Nothing slows down the Big Apple… even cold weather. Better still, there’s lots to do that’s virtually free. So book some of the great deals to be had on flights and hotels, and come visit. Or, if you live here, get moving. Put on your warm clothes and your most comfortable walking shoes, and hit the pavement. The Big Apple awaits.
Here are some of my favorite winter freebies:
Ride the subways. Yes, seriously. Underneath the city’s miles and miles of streets lie some of the city’s most interesting art installations courtesy of the MTA’s “Art en Route” program. Watch this Web site for more specifics, but, in the meantime, chart your own art course with your MetroCard.
Ride the Staten Island ferry (and back) to see the Statue of Liberty, Ellis Island, and the southern tip of Manhattan from the water without spending a penny.
Wander Battery Park’s waterfront promenade and enjoy the open spaces and views of Ellis Island and New Jersey; the breeze and passing boats will make you forget you’re in the gritty city, though the view of the Statue of Liberty will remind you that you couldn’t be anywhere but New York.
Bundle up and walk across the Brooklyn Bridge for a spectacular view of the Financial District, Brooklyn, the seaport, and Manhattan. Then, turn right around, and head back for a totally different view of the city.
Ride the tram to Roosevelt Island for spectacular aerial (and warmer) views of the city in two directions. ($4 round-trip)
Ice skate free at the Bryant Park rink near the New York Public Library.
Join the crowds in Times Square and watch the world pass by. Buy a hot chocolate or coffee to keep warm, and sit at the chairs and tables on the pedestrian stretch of Broadway or on the stairs behind the TKTS booth at 47th Street.
Climb up to Manhattan’s newest outdoor park, the High Line, which overlooks the Hudson River, the Meatpacking District, and is built on former elevated train tracks. Bring a blanket with you, and set a spell on the scattered chairs and stairs to absorb the city and river below.
Brace yourself against the chilly ocean breezes and stroll the Coney Island boardwalk for some old-school kitsch. Then grab a Nathan’s hot dog, at the original stand, loaded with sauerkraut and mustard.
Check out the street performers around the city’s parks and the buskers in the subways: break-dancers in Union Square and by Central Park’s Bethesda Fountain, unicyclists in Washington Square, and Statue of Liberty clones in Battery Park. Musicians and entertainers in the subway are better than you’d expect—to perform, they must first be vetted by committee.

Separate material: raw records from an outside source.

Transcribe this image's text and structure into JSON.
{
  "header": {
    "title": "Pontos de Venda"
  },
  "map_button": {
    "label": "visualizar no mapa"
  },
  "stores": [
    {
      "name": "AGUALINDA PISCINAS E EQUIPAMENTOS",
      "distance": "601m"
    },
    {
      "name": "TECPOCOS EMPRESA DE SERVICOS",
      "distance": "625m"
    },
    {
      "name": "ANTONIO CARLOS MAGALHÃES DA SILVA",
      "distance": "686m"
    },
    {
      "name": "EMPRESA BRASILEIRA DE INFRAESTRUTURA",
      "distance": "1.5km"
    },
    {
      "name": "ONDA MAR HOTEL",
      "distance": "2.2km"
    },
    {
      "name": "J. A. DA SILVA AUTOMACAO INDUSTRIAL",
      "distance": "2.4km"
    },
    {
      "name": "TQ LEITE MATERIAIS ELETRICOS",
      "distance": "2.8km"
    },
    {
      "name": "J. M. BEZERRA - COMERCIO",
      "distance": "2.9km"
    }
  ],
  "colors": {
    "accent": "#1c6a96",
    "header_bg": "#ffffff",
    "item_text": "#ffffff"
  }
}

Attend a storytelling hour at one of the city’s kid-friendly bookstores like Barnes & Noble, Borders or Books of Wonder.